Dataset rows for apps and sites
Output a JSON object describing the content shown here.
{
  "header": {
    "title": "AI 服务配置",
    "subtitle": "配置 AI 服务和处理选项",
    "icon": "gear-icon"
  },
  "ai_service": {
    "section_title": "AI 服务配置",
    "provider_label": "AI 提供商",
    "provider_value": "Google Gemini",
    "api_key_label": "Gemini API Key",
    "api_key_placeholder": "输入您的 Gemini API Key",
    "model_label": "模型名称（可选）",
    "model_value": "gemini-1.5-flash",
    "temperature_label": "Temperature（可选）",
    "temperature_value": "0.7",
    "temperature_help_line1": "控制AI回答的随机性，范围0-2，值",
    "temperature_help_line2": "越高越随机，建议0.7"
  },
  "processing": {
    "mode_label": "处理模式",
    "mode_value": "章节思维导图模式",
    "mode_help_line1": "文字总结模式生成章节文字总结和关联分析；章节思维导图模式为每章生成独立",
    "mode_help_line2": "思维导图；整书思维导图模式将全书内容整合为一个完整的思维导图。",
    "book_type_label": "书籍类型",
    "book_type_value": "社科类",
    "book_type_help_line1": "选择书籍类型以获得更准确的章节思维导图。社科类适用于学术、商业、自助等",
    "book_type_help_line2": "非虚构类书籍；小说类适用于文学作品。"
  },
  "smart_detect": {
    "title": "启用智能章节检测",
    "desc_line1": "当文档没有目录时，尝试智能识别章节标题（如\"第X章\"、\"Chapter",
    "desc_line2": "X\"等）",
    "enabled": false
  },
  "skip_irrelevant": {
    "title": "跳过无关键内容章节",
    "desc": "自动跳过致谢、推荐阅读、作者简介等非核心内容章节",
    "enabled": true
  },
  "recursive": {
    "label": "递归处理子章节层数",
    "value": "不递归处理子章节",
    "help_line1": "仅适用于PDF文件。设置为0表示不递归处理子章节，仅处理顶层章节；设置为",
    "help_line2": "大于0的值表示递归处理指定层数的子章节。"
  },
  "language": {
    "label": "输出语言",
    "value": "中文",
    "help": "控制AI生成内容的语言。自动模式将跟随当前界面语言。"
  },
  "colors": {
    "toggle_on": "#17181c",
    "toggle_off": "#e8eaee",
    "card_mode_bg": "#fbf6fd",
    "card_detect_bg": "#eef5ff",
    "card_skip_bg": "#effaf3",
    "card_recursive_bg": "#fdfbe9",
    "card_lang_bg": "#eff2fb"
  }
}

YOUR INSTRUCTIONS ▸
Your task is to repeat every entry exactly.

RESPONSE BOX ▸
Output a JSON object describing the content shown here.
{
  "header": {
    "title": "AI 服务配置",
    "subtitle": "配置 AI 服务和处理选项",
    "icon": "gear-icon"
  },
  "ai_service": {
    "section_title": "AI 服务配置",
    "provider_label": "AI 提供商",
    "provider_value": "Google Gemini",
    "api_key_label": "Gemini API Key",
    "api_key_placeholder": "输入您的 Gemini API Key",
    "model_label": "模型名称（可选）",
    "model_value": "gemini-1.5-flash",
    "temperature_label": "Temperature（可选）",
    "temperature_value": "0.7",
    "temperature_help_line1": "控制AI回答的随机性，范围0-2，值",
    "temperature_help_line2": "越高越随机，建议0.7"
  },
  "processing": {
    "mode_label": "处理模式",
    "mode_value": "章节思维导图模式",
    "mode_help_line1": "文字总结模式生成章节文字总结和关联分析；章节思维导图模式为每章生成独立",
    "mode_help_line2": "思维导图；整书思维导图模式将全书内容整合为一个完整的思维导图。",
    "book_type_label": "书籍类型",
    "book_type_value": "社科类",
    "book_type_help_line1": "选择书籍类型以获得更准确的章节思维导图。社科类适用于学术、商业、自助等",
    "book_type_help_line2": "非虚构类书籍；小说类适用于文学作品。"
  },
  "smart_detect": {
    "title": "启用智能章节检测",
    "desc_line1": "当文档没有目录时，尝试智能识别章节标题（如\"第X章\"、\"Chapter",
    "desc_line2": "X\"等）",
    "enabled": false
  },
  "skip_irrelevant": {
    "title": "跳过无关键内容章节",
    "desc": "自动跳过致谢、推荐阅读、作者简介等非核心内容章节",
    "enabled": true
  },
  "recursive": {
    "label": "递归处理子章节层数",
    "value": "不递归处理子章节",
    "help_line1": "仅适用于PDF文件。设置为0表示不递归处理子章节，仅处理顶层章节；设置为",
    "help_line2": "大于0的值表示递归处理指定层数的子章节。"
  },
  "language": {
    "label": "输出语言",
    "value": "中文",
    "help": "控制AI生成内容的语言。自动模式将跟随当前界面语言。"
  },
  "colors": {
    "toggle_on": "#17181c",
    "toggle_off": "#e8eaee",
    "card_mode_bg": "#fbf6fd",
    "card_detect_bg": "#eef5ff",
    "card_skip_bg": "#effaf3",
    "card_recursive_bg": "#fdfbe9",
    "card_lang_bg": "#eff2fb"
  }
}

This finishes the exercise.